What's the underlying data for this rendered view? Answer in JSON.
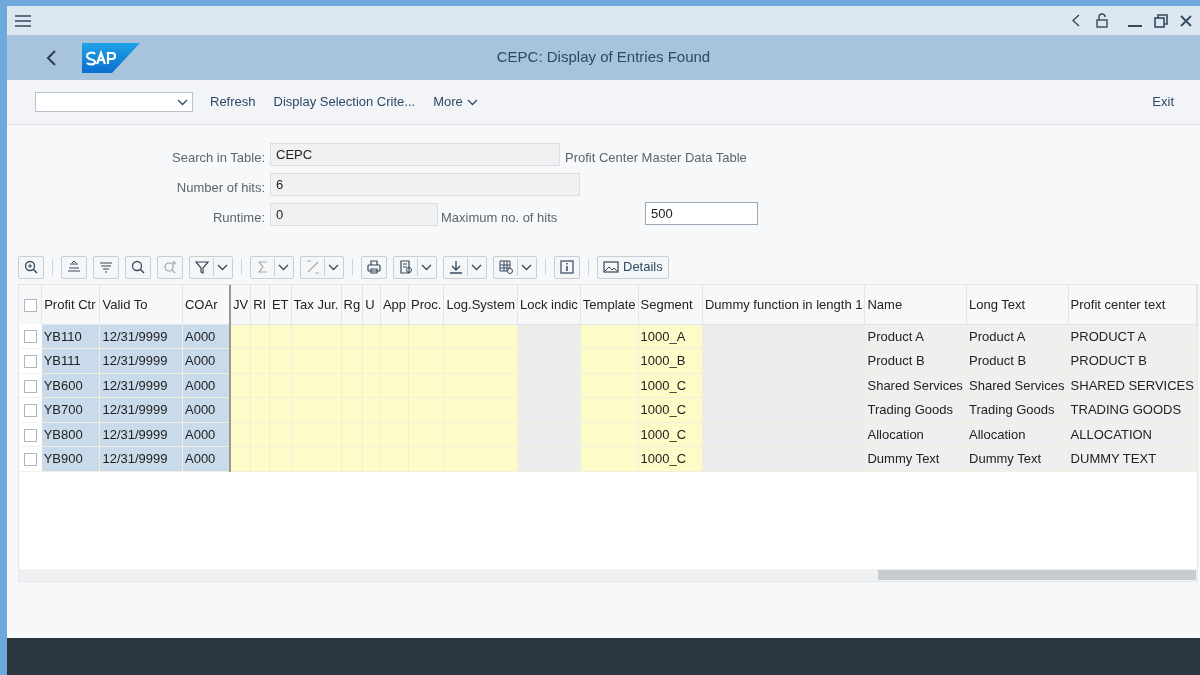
{
  "window": {
    "title": "CEPC: Display of Entries Found"
  },
  "toolbar": {
    "buttons": [
      "Refresh",
      "Display Selection Crite...",
      "More"
    ],
    "exit": "Exit"
  },
  "form": {
    "search_label": "Search in Table:",
    "search_value": "CEPC",
    "table_description": "Profit Center Master Data Table",
    "hits_label": "Number of hits:",
    "hits_value": "6",
    "runtime_label": "Runtime:",
    "runtime_value": "0",
    "max_label": "Maximum no. of hits",
    "max_value": "500"
  },
  "grid_toolbar": {
    "details": "Details"
  },
  "table": {
    "header_selected": false,
    "columns": [
      {
        "label": "Profit Ctr",
        "kind": "key"
      },
      {
        "label": "Valid To",
        "kind": "key"
      },
      {
        "label": "COAr",
        "kind": "key"
      },
      {
        "label": "JV",
        "kind": "input"
      },
      {
        "label": "RI",
        "kind": "input"
      },
      {
        "label": "ET",
        "kind": "input"
      },
      {
        "label": "Tax Jur.",
        "kind": "input"
      },
      {
        "label": "Rg",
        "kind": "input"
      },
      {
        "label": "U",
        "kind": "input"
      },
      {
        "label": "App",
        "kind": "input"
      },
      {
        "label": "Proc.",
        "kind": "input"
      },
      {
        "label": "Log.System",
        "kind": "input"
      },
      {
        "label": "Lock indic",
        "kind": "locked"
      },
      {
        "label": "Template",
        "kind": "input"
      },
      {
        "label": "Segment",
        "kind": "segment"
      },
      {
        "label": "Dummy function in length 1",
        "kind": "locked"
      },
      {
        "label": "Name",
        "kind": "text"
      },
      {
        "label": "Long Text",
        "kind": "text"
      },
      {
        "label": "Profit center text",
        "kind": "text"
      }
    ],
    "rows": [
      {
        "selected": false,
        "cells": [
          "YB110",
          "12/31/9999",
          "A000",
          "1000_A",
          "Product A",
          "Product A",
          "PRODUCT A"
        ]
      },
      {
        "selected": false,
        "cells": [
          "YB111",
          "12/31/9999",
          "A000",
          "1000_B",
          "Product B",
          "Product B",
          "PRODUCT B"
        ]
      },
      {
        "selected": false,
        "cells": [
          "YB600",
          "12/31/9999",
          "A000",
          "1000_C",
          "Shared Services",
          "Shared Services",
          "SHARED SERVICES"
        ]
      },
      {
        "selected": false,
        "cells": [
          "YB700",
          "12/31/9999",
          "A000",
          "1000_C",
          "Trading Goods",
          "Trading Goods",
          "TRADING GOODS"
        ]
      },
      {
        "selected": false,
        "cells": [
          "YB800",
          "12/31/9999",
          "A000",
          "1000_C",
          "Allocation",
          "Allocation",
          "ALLOCATION"
        ]
      },
      {
        "selected": false,
        "cells": [
          "YB900",
          "12/31/9999",
          "A000",
          "1000_C",
          "Dummy Text",
          "Dummy Text",
          "DUMMY TEXT"
        ]
      }
    ]
  }
}
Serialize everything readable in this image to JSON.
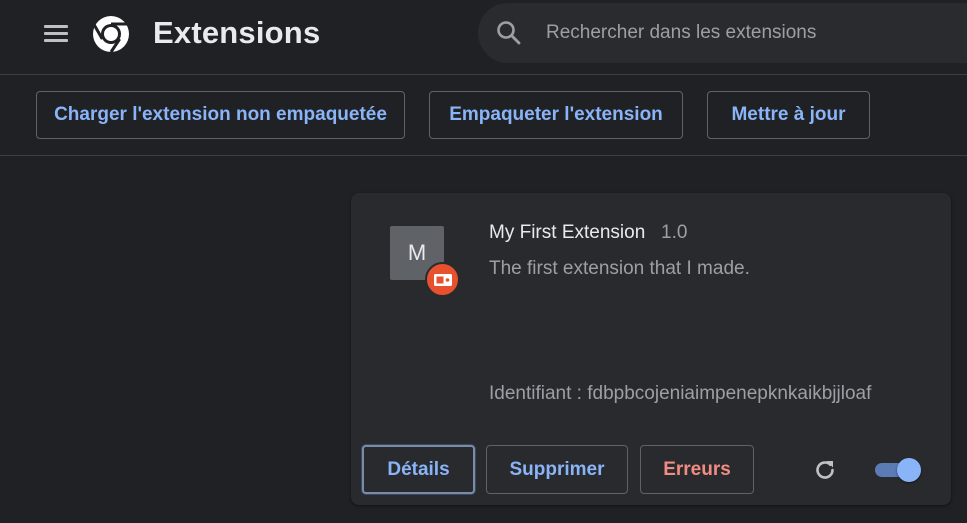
{
  "header": {
    "title": "Extensions",
    "menu_icon": "hamburger-menu-icon",
    "logo_icon": "chrome-logo-icon",
    "search": {
      "placeholder": "Rechercher dans les extensions",
      "value": "",
      "icon": "search-icon"
    }
  },
  "toolbar": {
    "load_unpacked_label": "Charger l'extension non empaquetée",
    "pack_label": "Empaqueter l'extension",
    "update_label": "Mettre à jour"
  },
  "extension": {
    "icon_letter": "M",
    "badge_icon": "developer-mode-badge-icon",
    "name": "My First Extension",
    "version": "1.0",
    "description": "The first extension that I made.",
    "id_label": "Identifiant : fdbpbcojeniaimpenepknkaikbjjloaf",
    "details_label": "Détails",
    "remove_label": "Supprimer",
    "errors_label": "Erreurs",
    "reload_icon": "reload-icon",
    "enabled": true
  },
  "colors": {
    "background": "#202124",
    "card": "#292a2d",
    "accent": "#8ab4f8",
    "error": "#f28b82",
    "badge": "#e8512e"
  }
}
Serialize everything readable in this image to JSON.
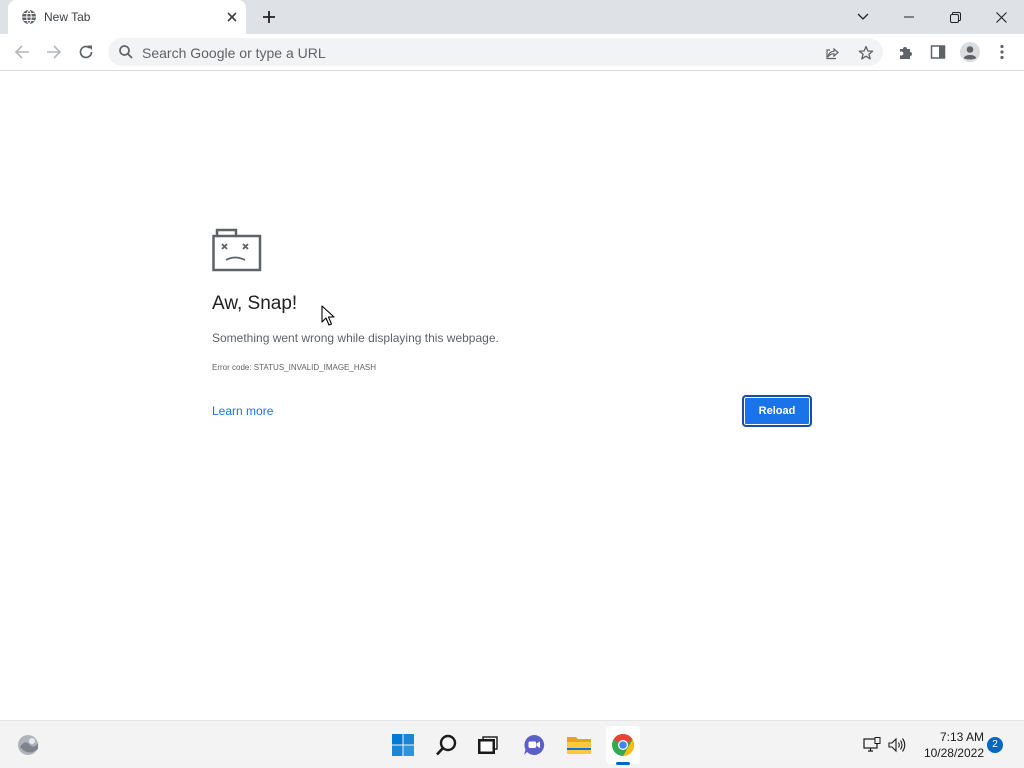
{
  "browser": {
    "tab": {
      "title": "New Tab",
      "favicon": "globe-icon",
      "close_icon": "close-icon"
    },
    "new_tab_icon": "plus-icon",
    "window_controls": [
      "chevron-down-icon",
      "minimize-icon",
      "restore-icon",
      "close-icon"
    ],
    "toolbar": {
      "back_icon": "back-arrow-icon",
      "forward_icon": "forward-arrow-icon",
      "reload_icon": "reload-icon",
      "omnibox_placeholder": "Search Google or type a URL",
      "share_icon": "share-icon",
      "bookmark_icon": "star-icon",
      "extensions_icon": "puzzle-icon",
      "side_panel_icon": "side-panel-icon",
      "profile_icon": "avatar-icon",
      "menu_icon": "kebab-menu-icon"
    }
  },
  "error_page": {
    "icon": "sad-tab-icon",
    "title": "Aw, Snap!",
    "message": "Something went wrong while displaying this webpage.",
    "error_code": "Error code: STATUS_INVALID_IMAGE_HASH",
    "learn_more": "Learn more",
    "reload_label": "Reload",
    "accent": "#1a73e8"
  },
  "taskbar": {
    "widgets_icon": "widgets-icon",
    "apps": [
      {
        "name": "start",
        "icon": "windows-start-icon"
      },
      {
        "name": "search",
        "icon": "search-icon"
      },
      {
        "name": "task-view",
        "icon": "task-view-icon"
      },
      {
        "name": "chat",
        "icon": "chat-icon"
      },
      {
        "name": "file-explorer",
        "icon": "folder-icon"
      },
      {
        "name": "chrome",
        "icon": "chrome-icon",
        "active": true
      }
    ],
    "tray": {
      "network_icon": "network-icon",
      "volume_icon": "volume-icon"
    },
    "time": "7:13 AM",
    "date": "10/28/2022",
    "notification_count": "2"
  }
}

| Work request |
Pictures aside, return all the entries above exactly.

| Result |
What's the underlying data for this rendered view? Answer in JSON.
{
  "window": {
    "title": "CEPC: Display of Entries Found"
  },
  "toolbar": {
    "buttons": [
      "Refresh",
      "Display Selection Crite...",
      "More"
    ],
    "exit": "Exit"
  },
  "form": {
    "search_label": "Search in Table:",
    "search_value": "CEPC",
    "table_description": "Profit Center Master Data Table",
    "hits_label": "Number of hits:",
    "hits_value": "6",
    "runtime_label": "Runtime:",
    "runtime_value": "0",
    "max_label": "Maximum no. of hits",
    "max_value": "500"
  },
  "grid_toolbar": {
    "details": "Details"
  },
  "table": {
    "header_selected": false,
    "columns": [
      {
        "label": "Profit Ctr",
        "kind": "key"
      },
      {
        "label": "Valid To",
        "kind": "key"
      },
      {
        "label": "COAr",
        "kind": "key"
      },
      {
        "label": "JV",
        "kind": "input"
      },
      {
        "label": "RI",
        "kind": "input"
      },
      {
        "label": "ET",
        "kind": "input"
      },
      {
        "label": "Tax Jur.",
        "kind": "input"
      },
      {
        "label": "Rg",
        "kind": "input"
      },
      {
        "label": "U",
        "kind": "input"
      },
      {
        "label": "App",
        "kind": "input"
      },
      {
        "label": "Proc.",
        "kind": "input"
      },
      {
        "label": "Log.System",
        "kind": "input"
      },
      {
        "label": "Lock indic",
        "kind": "locked"
      },
      {
        "label": "Template",
        "kind": "input"
      },
      {
        "label": "Segment",
        "kind": "segment"
      },
      {
        "label": "Dummy function in length 1",
        "kind": "locked"
      },
      {
        "label": "Name",
        "kind": "text"
      },
      {
        "label": "Long Text",
        "kind": "text"
      },
      {
        "label": "Profit center text",
        "kind": "text"
      }
    ],
    "rows": [
      {
        "selected": false,
        "cells": [
          "YB110",
          "12/31/9999",
          "A000",
          "1000_A",
          "Product A",
          "Product A",
          "PRODUCT A"
        ]
      },
      {
        "selected": false,
        "cells": [
          "YB111",
          "12/31/9999",
          "A000",
          "1000_B",
          "Product B",
          "Product B",
          "PRODUCT B"
        ]
      },
      {
        "selected": false,
        "cells": [
          "YB600",
          "12/31/9999",
          "A000",
          "1000_C",
          "Shared Services",
          "Shared Services",
          "SHARED SERVICES"
        ]
      },
      {
        "selected": false,
        "cells": [
          "YB700",
          "12/31/9999",
          "A000",
          "1000_C",
          "Trading Goods",
          "Trading Goods",
          "TRADING GOODS"
        ]
      },
      {
        "selected": false,
        "cells": [
          "YB800",
          "12/31/9999",
          "A000",
          "1000_C",
          "Allocation",
          "Allocation",
          "ALLOCATION"
        ]
      },
      {
        "selected": false,
        "cells": [
          "YB900",
          "12/31/9999",
          "A000",
          "1000_C",
          "Dummy Text",
          "Dummy Text",
          "DUMMY TEXT"
        ]
      }
    ]
  }
}
Serialize everything readable in this image to JSON.
{
  "header": {
    "title": "Extensions",
    "menu_icon": "hamburger-menu-icon",
    "logo_icon": "chrome-logo-icon",
    "search": {
      "placeholder": "Rechercher dans les extensions",
      "value": "",
      "icon": "search-icon"
    }
  },
  "toolbar": {
    "load_unpacked_label": "Charger l'extension non empaquetée",
    "pack_label": "Empaqueter l'extension",
    "update_label": "Mettre à jour"
  },
  "extension": {
    "icon_letter": "M",
    "badge_icon": "developer-mode-badge-icon",
    "name": "My First Extension",
    "version": "1.0",
    "description": "The first extension that I made.",
    "id_label": "Identifiant : fdbpbcojeniaimpenepknkaikbjjloaf",
    "details_label": "Détails",
    "remove_label": "Supprimer",
    "errors_label": "Erreurs",
    "reload_icon": "reload-icon",
    "enabled": true
  },
  "colors": {
    "background": "#202124",
    "card": "#292a2d",
    "accent": "#8ab4f8",
    "error": "#f28b82",
    "badge": "#e8512e"
  }
}
Serialize everything readable in this image to JSON.
{
  "browser": {
    "tab": {
      "title": "New Tab",
      "favicon": "globe-icon",
      "close_icon": "close-icon"
    },
    "new_tab_icon": "plus-icon",
    "window_controls": [
      "chevron-down-icon",
      "minimize-icon",
      "restore-icon",
      "close-icon"
    ],
    "toolbar": {
      "back_icon": "back-arrow-icon",
      "forward_icon": "forward-arrow-icon",
      "reload_icon": "reload-icon",
      "omnibox_placeholder": "Search Google or type a URL",
      "share_icon": "share-icon",
      "bookmark_icon": "star-icon",
      "extensions_icon": "puzzle-icon",
      "side_panel_icon": "side-panel-icon",
      "profile_icon": "avatar-icon",
      "menu_icon": "kebab-menu-icon"
    }
  },
  "error_page": {
    "icon": "sad-tab-icon",
    "title": "Aw, Snap!",
    "message": "Something went wrong while displaying this webpage.",
    "error_code": "Error code: STATUS_INVALID_IMAGE_HASH",
    "learn_more": "Learn more",
    "reload_label": "Reload",
    "accent": "#1a73e8"
  },
  "taskbar": {
    "widgets_icon": "widgets-icon",
    "apps": [
      {
        "name": "start",
        "icon": "windows-start-icon"
      },
      {
        "name": "search",
        "icon": "search-icon"
      },
      {
        "name": "task-view",
        "icon": "task-view-icon"
      },
      {
        "name": "chat",
        "icon": "chat-icon"
      },
      {
        "name": "file-explorer",
        "icon": "folder-icon"
      },
      {
        "name": "chrome",
        "icon": "chrome-icon",
        "active": true
      }
    ],
    "tray": {
      "network_icon": "network-icon",
      "volume_icon": "volume-icon"
    },
    "time": "7:13 AM",
    "date": "10/28/2022",
    "notification_count": "2"
  }
}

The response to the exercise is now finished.